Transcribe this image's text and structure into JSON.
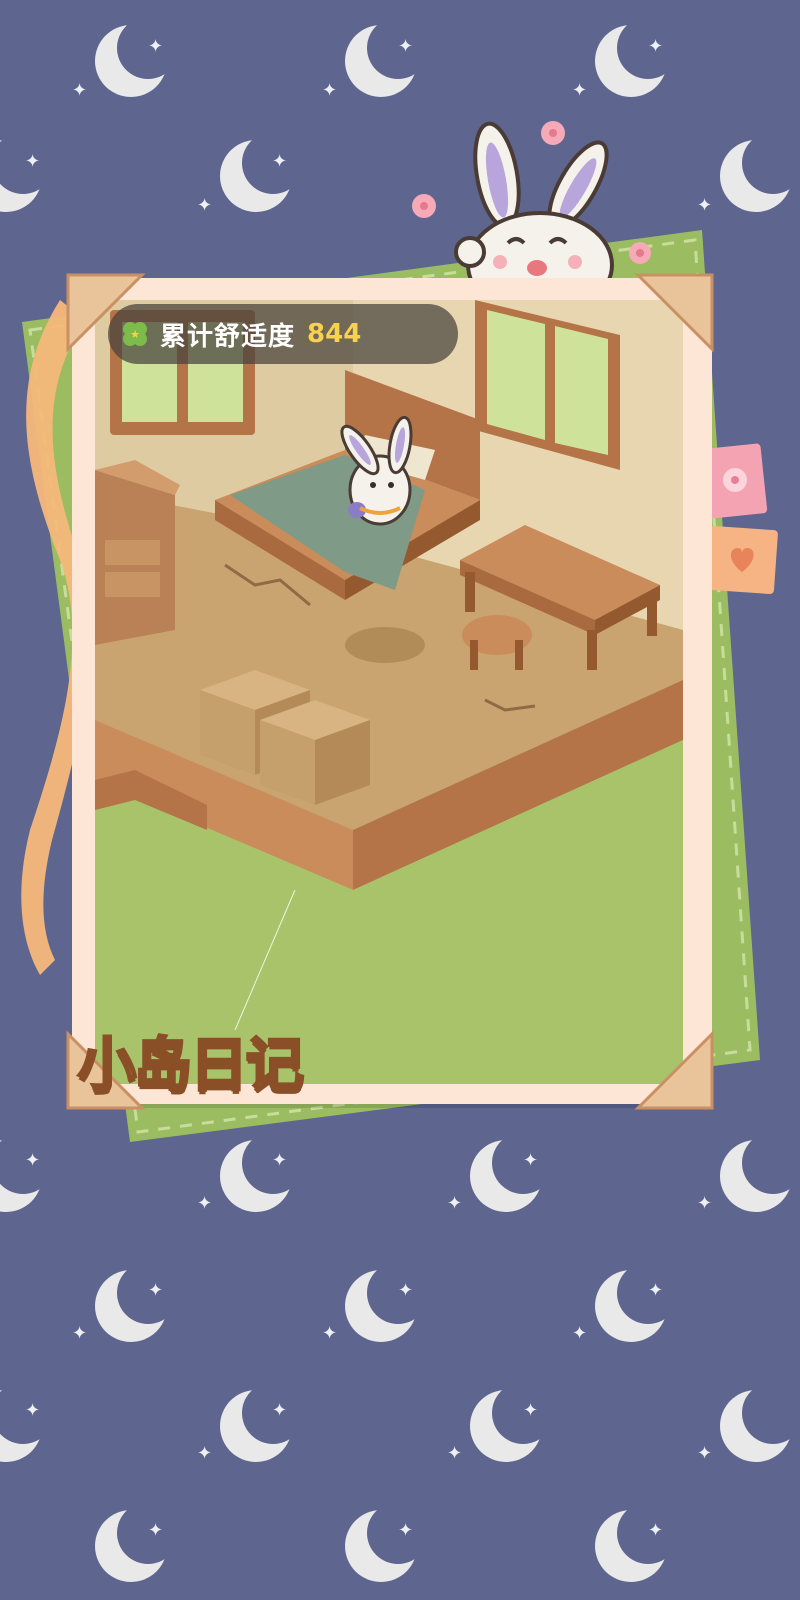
{
  "game": {
    "comfort_label": "累计舒适度",
    "comfort_value": "844",
    "logo_text": "小岛日记"
  },
  "colors": {
    "background": "#5e6690",
    "moon": "#e9e9ea",
    "frame": "#fde6d6",
    "grass": "#a9c36a",
    "wood": "#c98c5a",
    "floor": "#caa470",
    "hud_bg": "#4f4a45",
    "hud_value": "#f7d24c"
  },
  "icons": [
    "moon-icon",
    "sparkle-icon",
    "clover-icon",
    "rabbit-character",
    "flower-icon",
    "heart-icon"
  ]
}
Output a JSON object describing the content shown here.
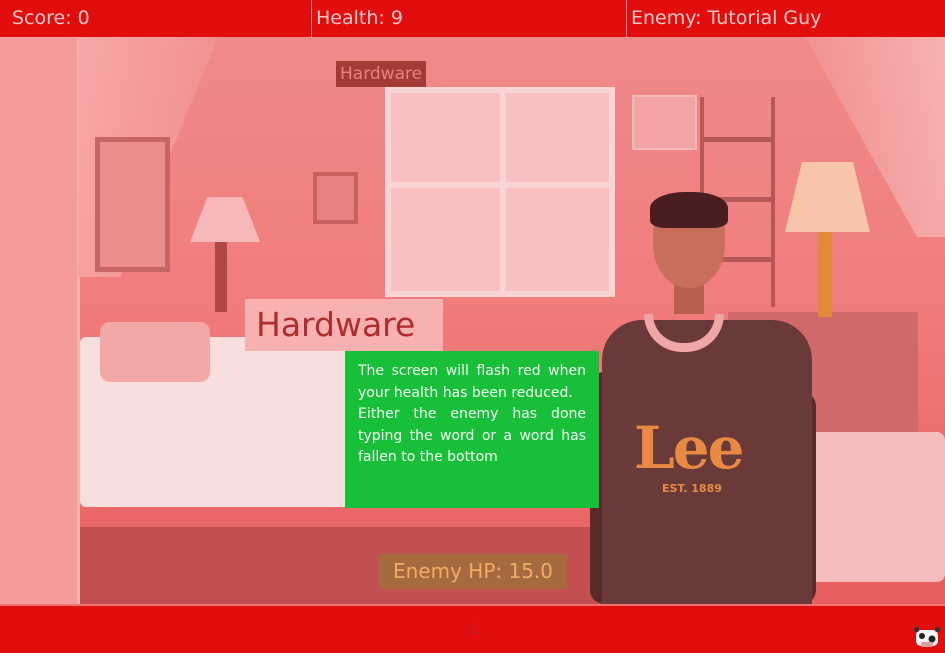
{
  "hud": {
    "score": "Score: 0",
    "health": "Health: 9",
    "enemy": "Enemy: Tutorial Guy"
  },
  "words": {
    "falling_word": "Hardware",
    "target_word": "Hardware"
  },
  "tutorial": {
    "line1": "The screen will flash red when your health has been reduced.",
    "line2": "Either the enemy has done typing the word or a word has fallen to the bottom"
  },
  "enemy_hp": "Enemy HP: 15.0",
  "input": {
    "typed": "L"
  },
  "colors": {
    "hud_bar": "#e20d0d",
    "flash_overlay": "#f08080",
    "tutorial_bg": "#18c03a",
    "enemy_hp_bg": "#a56a3e"
  },
  "icons": {
    "corner": "cow-mascot-icon"
  }
}
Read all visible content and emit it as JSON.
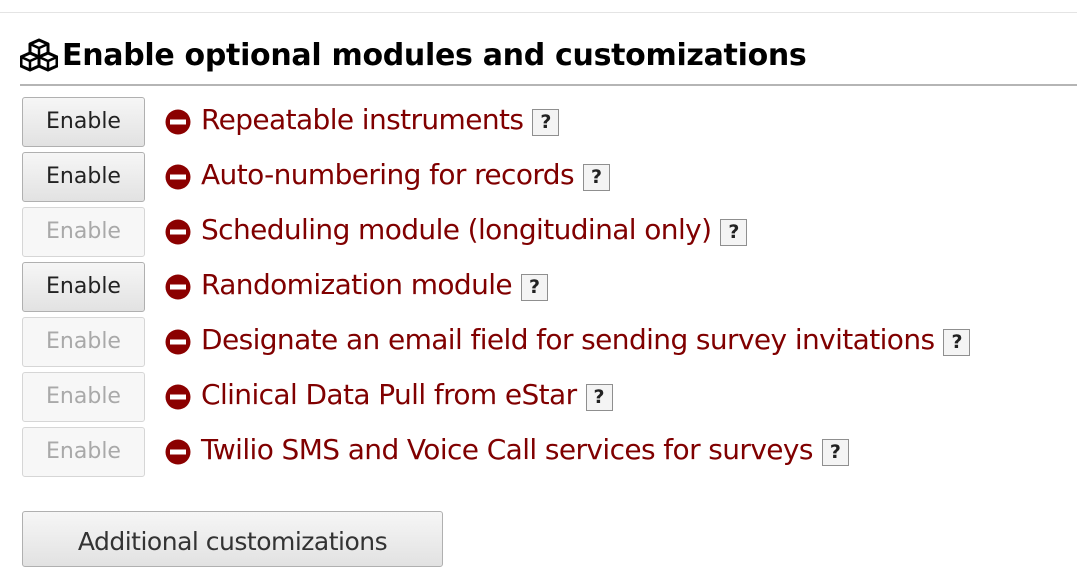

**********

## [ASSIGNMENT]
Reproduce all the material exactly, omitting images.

## [YOUR SOLUTION]
Transcribe this image's text and structure into JSON.
{
  "game": {
    "comfort_label": "累计舒适度",
    "comfort_value": "844",
    "logo_text": "小岛日记"
  },
  "colors": {
    "background": "#5e6690",
    "moon": "#e9e9ea",
    "frame": "#fde6d6",
    "grass": "#a9c36a",
    "wood": "#c98c5a",
    "floor": "#caa470",
    "hud_bg": "#4f4a45",
    "hud_value": "#f7d24c"
  },
  "icons": [
    "moon-icon",
    "sparkle-icon",
    "clover-icon",
    "rabbit-character",
    "flower-icon",
    "heart-icon"
  ]
}
Output a JSON object describing the content shown here.
{
  "hud": {
    "score": "Score: 0",
    "health": "Health: 9",
    "enemy": "Enemy: Tutorial Guy"
  },
  "words": {
    "falling_word": "Hardware",
    "target_word": "Hardware"
  },
  "tutorial": {
    "line1": "The screen will flash red when your health has been reduced.",
    "line2": "Either the enemy has done typing the word or a word has fallen to the bottom"
  },
  "enemy_hp": "Enemy HP: 15.0",
  "input": {
    "typed": "L"
  },
  "colors": {
    "hud_bar": "#e20d0d",
    "flash_overlay": "#f08080",
    "tutorial_bg": "#18c03a",
    "enemy_hp_bg": "#a56a3e"
  },
  "icons": {
    "corner": "cow-mascot-icon"
  }
}
Read all visible content and emit it as JSON.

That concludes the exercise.